Recently, a commission set up by the Centre submitted its final report for the delimitation of Assembly and parliamentary constituencies in Jammu and Kashmir.


What is delimitation?

Delimitation literally means the act or process of fixing limits or boundaries of territorial constituencies in a country to represent changes in population.


Why was the commission set up?

  • Delimitation became necessary when the Jammu and Kashmir Reorganisation Act, 2019 increased the number of seats in the Assembly.
  • The erstwhile J&K state had 111 seats — 46 in Kashmir, 37 in Jammu, and four in Ladakh — plus 24 seats reserved for Pakistan-occupied Kashmir.
  • When Ladakh was carved out as a Union Territory, J&K was left with 107 seats, including the 24 for PoK. The Reorganisation Act increased the seats to 114 — 90 for Jammu & Kashmir, besides the 24 reserved for PoK.
  • The Delimitation Commission was set up on March 6, 2020 . Headed by retired Supreme Court Justice Ranjana Prakash Desai, it has the Chief Election Commissioner and J&K’s Chief Electoral Officer as members, and J&K’s five MPs as associate members.
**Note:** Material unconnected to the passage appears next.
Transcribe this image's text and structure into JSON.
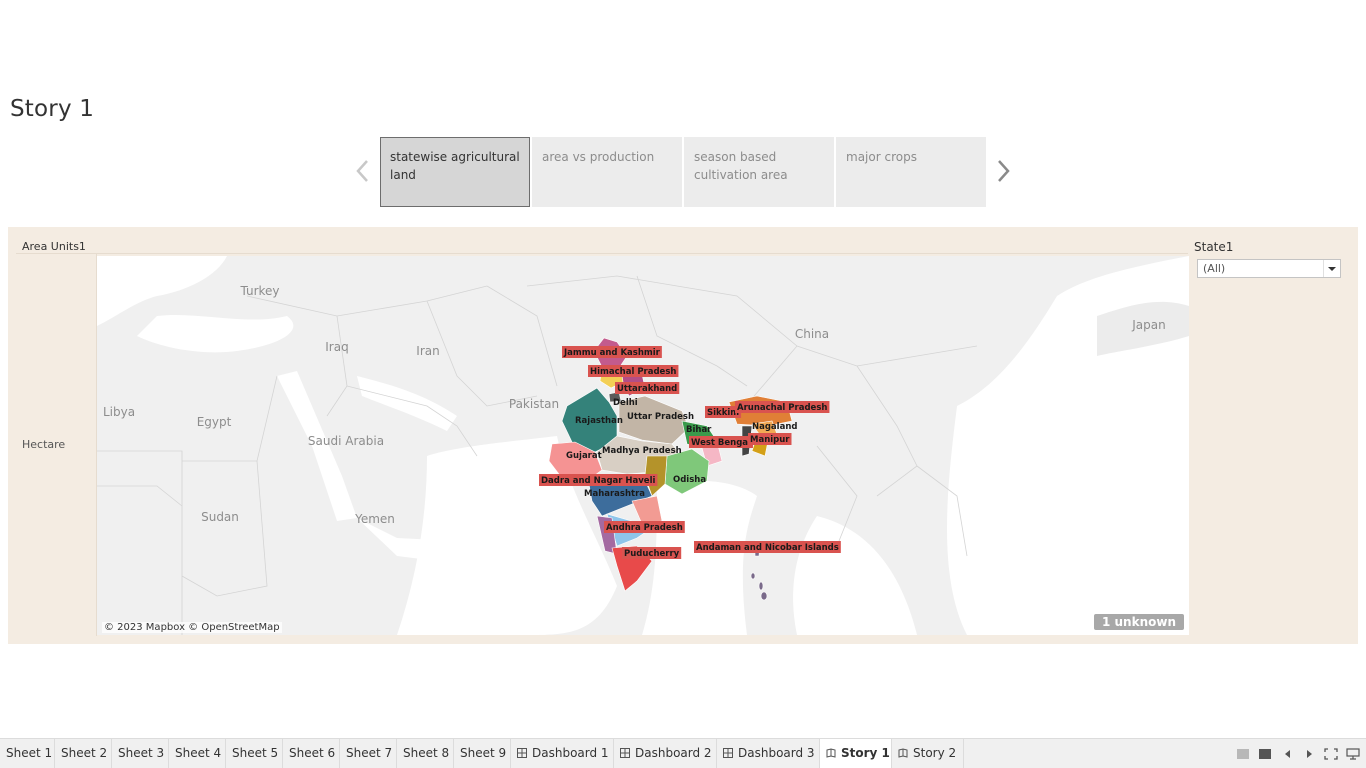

The time given to the panel, initially one year, was extended several times as the National Conference’s three MPs initially boycotted its proceedings.
  • The first draft recommendations on January 20 suggested an increase of six Assembly seats for Jammu and one for Kashmir; on February 6, it submitted its second draft report.


Why has the exercise been controversial?

  • Constituency boundaries are being redrawn only in J&K when delimitation for the rest of the country has been frozen until 2026. The last delimitation exercise in J&K was carried out in 1995.
  • Political parties in Jammu and Kashmir have been pointing out that the Delimitation Commission is mandated by the Reorganisation Act, which is subjudice.


What changes have been made?

  • ASSEMBLY – The Commission has increased seven Assembly seats — six in Jammu (now 43 seats) and one in Kashmir (now 47). It has also made massive changes in the structure of the existing Assembly seats.
  • LOK SABHA – The Commission has redrawn the boundaries of Anantnag and Jammu seats. Jammu’s Pir Panjal region, comprising Poonch and Rajouri districts and formerly part of Jammu parliamentary seat, has now been added to Anantnag seat in Kashmir. Also, a Shia-dominated region of Srinagar parliamentary constituency has been transferred to Baramulla constituency, also in the Valley.
  • KASHMIRI PANDITS – The Commission has recommended “provision of at least two members from the community of Kashmiri Migrants (Kashmiri Hindus) in the Legislative Assembly. It has also recommended that Centre should consider giving representation in the J&K Legislative Assembly to the displaced persons from Pakistan-occupied Kashmir, who migrated to Jammu after Partition”.


What do the changes in Assembly seats mean?

While the basis for delimitation is the 2011 Census, the changes mean that 44% of the population (Jammu) will vote in 48% of the seats, while the 56% living in Kashmir will vote in the remaining 52% of the seats. In the earlier set-up, Kashmir’s 56% had 55.4% of the seats and Jammu’s 43.8% had 44.5% of the seats.


What do the changes in parliamentary seats mean?

The restructuring of Anantnag and Jammu will change the influence of various demographic groups in these seats.